Apple have a reputation for innovation: the mouse is one of theirs, as is the folder > file graphic interface. However, in recent years Apple have taken a back seat in innovative areas, preferring to adopt technology once it had proven valuable. In fact, you could argue that the most innovative thing Apple have produced since the first iMac has been their corporate branding: iPods were not the first MP3 players, the iPhone was not the first smart phone; they were simply the most well rounded, well branded and commercially appealing versions.
It would be a huge coup for flat design advocates therefore, if this barometer of commercial design abandoned its flagship look in favor of flat design.
Following a larger trend for reducing the number of executives and expanding the remit of those at the top, iOS7 is receiving its overhaul curtesy of Jonathan Ive — Apple's Vice President of Industrial Design, who is responsible for the iPhone, iPad and iPod touch hardware. Ive is reported to hold a certain distain for skeomorphism — preferred by both Steve Jobs and former iOS chief Scott Forstall — stating that software design based on physical metaphors does not stand the test of time.

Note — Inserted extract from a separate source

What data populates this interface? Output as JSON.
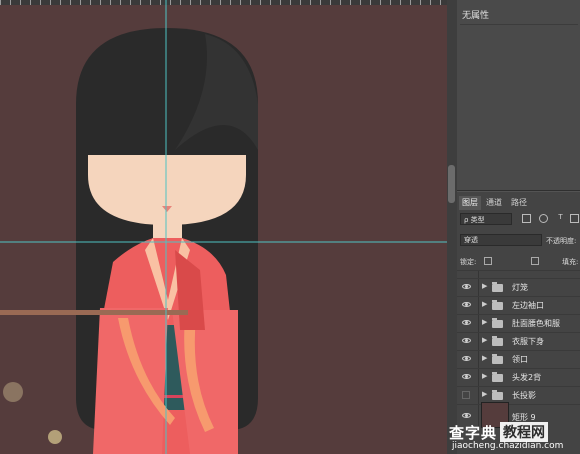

Oft-repeated rumors currently circulating include a change to the current glossy lock screen, making it flat and black; a change to the pin-code entry, with the addition of round buttons; app icons losing their gloss; and alerts losing their texture to become white on black.
Counter rumors suggest that this is simply a clever marketing exercise by Apple to raise interest in iOS7, and like the hardware designed by Ive, any actual changes will be slow and incremental.
Will Apple switch to flat design for iOS7? Will a similar change to MacOS follow soon after? How will a non-skeuomorphic approach maintain a consistent iOS feel? As you might expect, designers have been publishing their ideas for some time, and we've included our favourites below.
iOS7 concept by Andre Almeida
iOS7 concept by Zikkzak
iOS7 concept by Nandor Tomas
iOS7 concept by AlHasan AlDasooqi
iOS7 concept by SimplyZesty
iOS7 concept by Peyman Eskandari
iOS7 concept by Dámaso Benítez
iOS7 concept by Alex Iv
iOS7 concept by Apfelpage
iOS7 concept by Oleg Turbaba
iOS7 concept by Agente Apple
iOS7 concept by Manu Gamero
iOS7 concept by Pieter Goris
iOS7 concept by Jesse Head
Which of these designs is your favorite? Should Apple adopt flat design? Let us know your thoughts in the comments.
Ben Moss has designed and coded work for award-winning startups, and global names including IBM, UBS, and the FBI. When he’s not in front of a screen he’s probably out trail-running.